The Future of Strategic Planning in the Public Sector: Linking Strategic Management and Performance


Theodore H. Poister is a professor of public management and Policy at the Andrew Young School of Policy Studies at Georgia State University. He has published widely on strategic management and performance measurement in the public sector. His current research focuses on the impact of strategy and strategic planning on the performance of public transit systems in the United States.


While it has become ubiquitous in the public sector over the past 25 years, strategic planning will need to play a more critical role in 2020 than it does at present if public managers are to anticipate and manage change adroitly and effectively address new issues that are likely to emerge with increasing rapidity. This article argues that making strategy more meaningful in the future will require transitioning from strategic planning to the broader process of strategic management, which involves managing an agency’s overall strategic agenda on an ongoing rather than an episodic basis, as well as ensuring that strategies are implemented effectively. Complementing this move to more holistic strategic management, we need to shift the emphasis of the performance movement from a principal concern with measurement to the more encompassing process of performance management over the coming decade in order to focus more proactively on achieving strategic goals and objectives. Finally, agencies will need to link their strategic management and ongoing performance management processes more closely in a reciprocating relationship in which strategizing is aimed largely at defining and strengthening overall performance while performance monitoring helps to inform strategy along the way.

Guest editors’ note: In 1942, the University of Chicago Press published a book edited by Leonard D. White titled The Future of Government in the United States.
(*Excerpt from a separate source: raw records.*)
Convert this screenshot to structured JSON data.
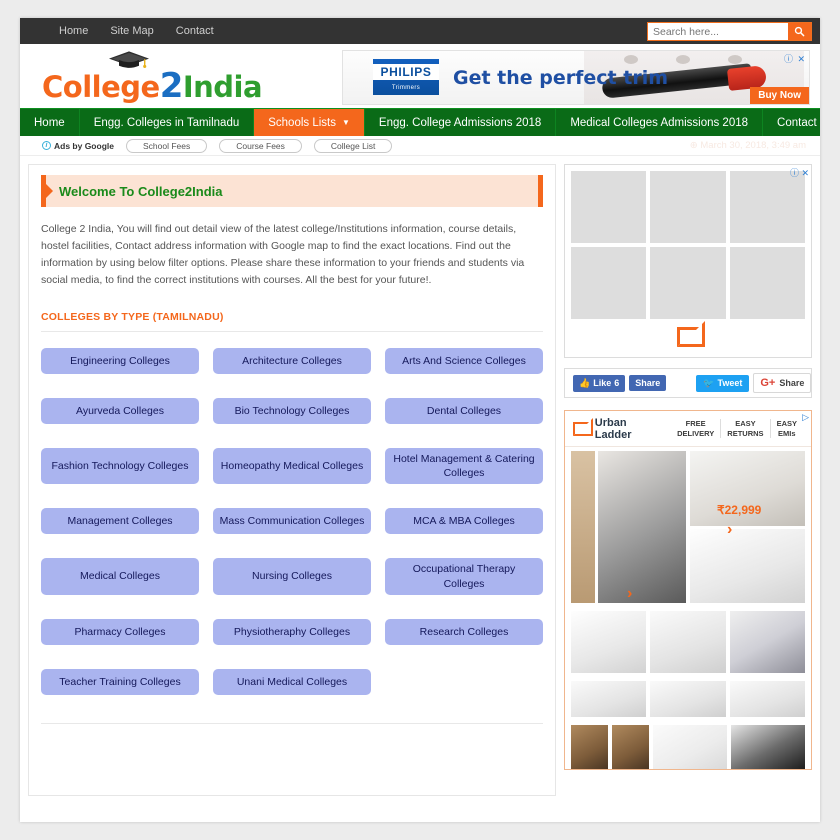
{
  "topbar": {
    "links": [
      "Home",
      "Site Map",
      "Contact"
    ],
    "search": {
      "placeholder": "Search here...",
      "value": ""
    },
    "search_icon": "search-icon"
  },
  "logo": {
    "part1": "College",
    "part2": "2",
    "part3": "India"
  },
  "header_ad": {
    "brand": "PHILIPS",
    "brand_sub": "Trimmers",
    "headline": "Get the perfect trim",
    "cta": "Buy Now",
    "close": "ⓘ ✕"
  },
  "nav": {
    "items": [
      {
        "label": "Home",
        "active": false,
        "caret": ""
      },
      {
        "label": "Engg. Colleges in Tamilnadu",
        "active": false,
        "caret": ""
      },
      {
        "label": "Schools Lists",
        "active": true,
        "caret": "▼"
      },
      {
        "label": "Engg. College Admissions 2018",
        "active": false,
        "caret": ""
      },
      {
        "label": "Medical Colleges Admissions 2018",
        "active": false,
        "caret": ""
      },
      {
        "label": "Contact",
        "active": false,
        "caret": ""
      }
    ]
  },
  "adstrip": {
    "label": "Ads by Google",
    "info_icon": "info-icon",
    "pills": [
      "School Fees",
      "Course Fees",
      "College List"
    ],
    "date": "⊕ March 30, 2018, 3:49 am"
  },
  "main": {
    "welcome_title": "Welcome To College2India",
    "intro": "College 2 India, You will find out detail view of the latest college/Institutions information, course details, hostel facilities, Contact address information with Google map to find the exact locations. Find out the information by using below filter options. Please share these information to your friends and students via social media, to find the correct institutions with courses. All the best for your future!.",
    "section_title": "COLLEGES BY TYPE (TAMILNADU)",
    "college_types": [
      "Engineering Colleges",
      "Architecture Colleges",
      "Arts And Science Colleges",
      "Ayurveda Colleges",
      "Bio Technology Colleges",
      "Dental Colleges",
      "Fashion Technology Colleges",
      "Homeopathy Medical Colleges",
      "Hotel Management & Catering Colleges",
      "Management Colleges",
      "Mass Communication Colleges",
      "MCA & MBA Colleges",
      "Medical Colleges",
      "Nursing Colleges",
      "Occupational Therapy Colleges",
      "Pharmacy Colleges",
      "Physiotheraphy Colleges",
      "Research Colleges",
      "Teacher Training Colleges",
      "Unani Medical Colleges"
    ]
  },
  "sidebar": {
    "ad_top": {
      "adchoices": "ⓘ ✕",
      "brand_mark": "urban-ladder-logo"
    },
    "social": {
      "fb_like": "Like",
      "fb_like_count": "6",
      "fb_share": "Share",
      "twitter": "Tweet",
      "gplus_g": "G+",
      "gplus_share": "Share"
    },
    "ad_bottom": {
      "brand": "Urban Ladder",
      "features": [
        "FREE\nDELIVERY",
        "EASY\nRETURNS",
        "EASY\nEMIs"
      ],
      "feature_1_line1": "FREE",
      "feature_1_line2": "DELIVERY",
      "feature_2_line1": "EASY",
      "feature_2_line2": "RETURNS",
      "feature_3_line1": "EASY",
      "feature_3_line2": "EMIs",
      "price": "₹22,999",
      "chevron": "›",
      "adchoices": "▷"
    }
  },
  "colors": {
    "nav_green": "#0a6b17",
    "accent_orange": "#f4671c",
    "button_blue": "#aab4ef",
    "button_text": "#14185a",
    "topbar_dark": "#333333"
  }
}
Each chapter in the book presents predictions concerning the future of U.S. public administration. In this article, Theodore H. Poister examines John Vieg’s predictions on the future of government planning published in that book, comments on whether Vieg’s predictions were correct not, and then looks to the future to examine public administration in 2020.